“I Am Disappeared” and “Redemption” particularly distinguish England Take My Bones, though. The lyrical resonance of the former has already been noted, but its musical accompaniment is just as devastating. A snare is hit at the word “gone” in “She can get up shower in half an hour she’d be gone,” and more instrumentation comes in as Turner shifts narration from a distressed mother to himself. “I keep having dreams of needing things to do / And then waking up and not following through,” he sings, relaying a self-critique that makes Turner’s escape all the more futile as he finds that he cannot escape himself.
“Redemption” hits even harder, because we observe Turner’s self-loathing for abandoning a lover due to his fear of commitment. Solemnly, Turner admits, “The sad truth is that the grass it will always seem greener / So I left you alone in a restaurant in London in winter / You deserved better.” Later, as that Springsteen song triggers a shame spiral, Turner hollers on the bridge with an emotional intensity unmatched on the rest of the album. The sympathy becomes unbearable when we hear him rummage through his diary to find that the day he crumbled would have been the date of their anniversary. Then the track climaxes and Turner tries to redeem himself with another verse, but ultimately fails as he concludes, “I don’t think I can do this” before the song abruptly ends.
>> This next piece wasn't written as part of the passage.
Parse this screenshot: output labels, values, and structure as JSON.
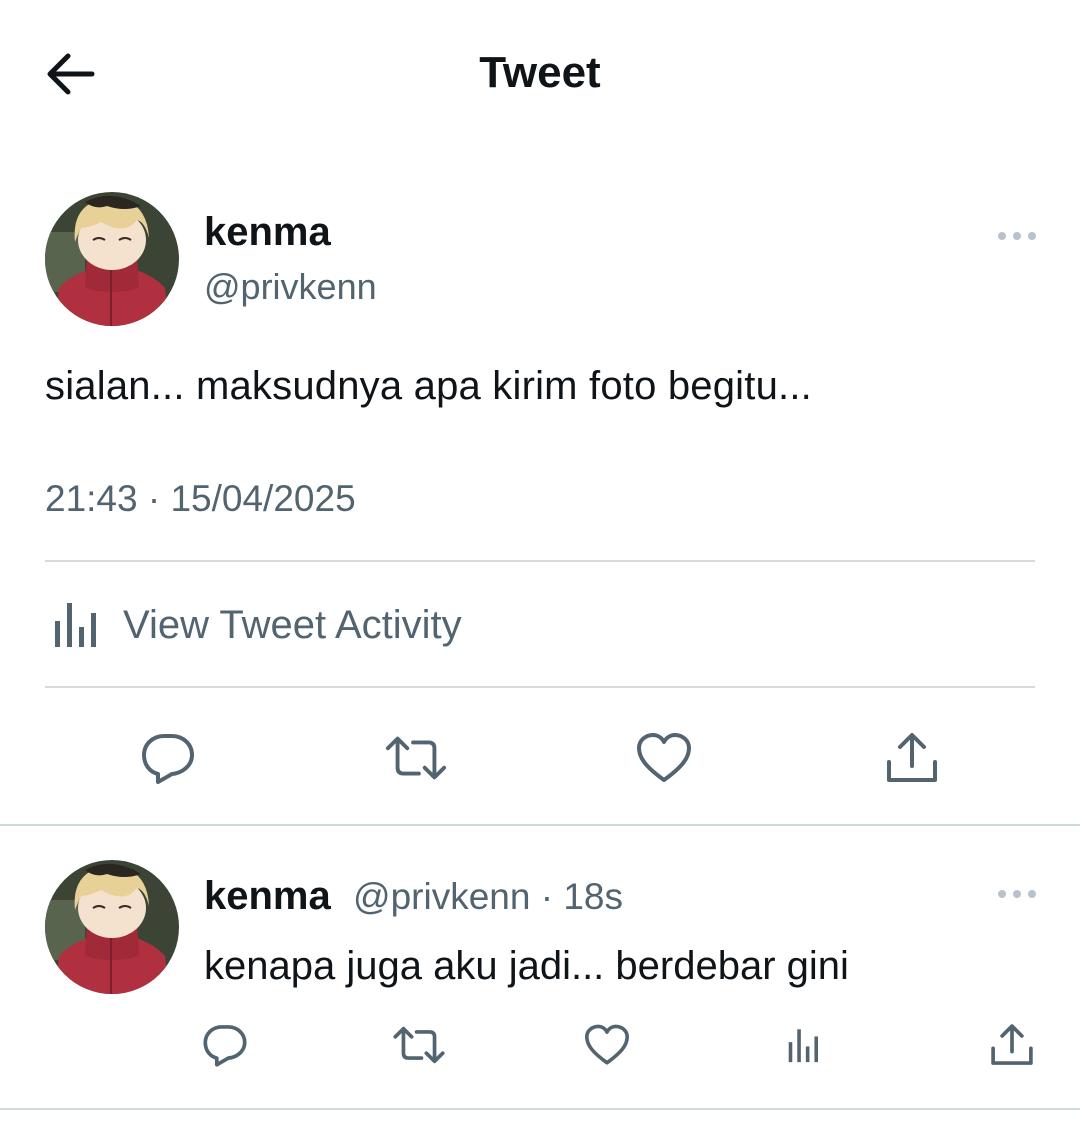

And so begins “Glory Hallelujah”, the last song on the album. The track will probably come to define England Keep My Bones for its lyrical content, of which I’ll let Turner explain: “Hey everybody have you heard the news? / The storm has lifted and there’s nothing to lose / So swap your confirmation for your dancing shoes / Because there never was no God.” The song turns an admission of Godlessness into a celebration of mortality. Even if you disagree with Turner’s message (you’re in the majority if you do), you have to hand it to the guy for pumping so much melody into such a controversial song, saving all his best hooks so he can best drive that point home. It’s the best song on England Take My Bones, so I’m content that it will be the most noticed. Its communal catharsis is brilliantly executed and fits perfectly as you turn the album back to “Eulogy” to listen to the album once again. However, considering England Keep My Bones perfectly encapsulates that daunting midpoint between adult and ruffian, it’s not like you needed another excuse.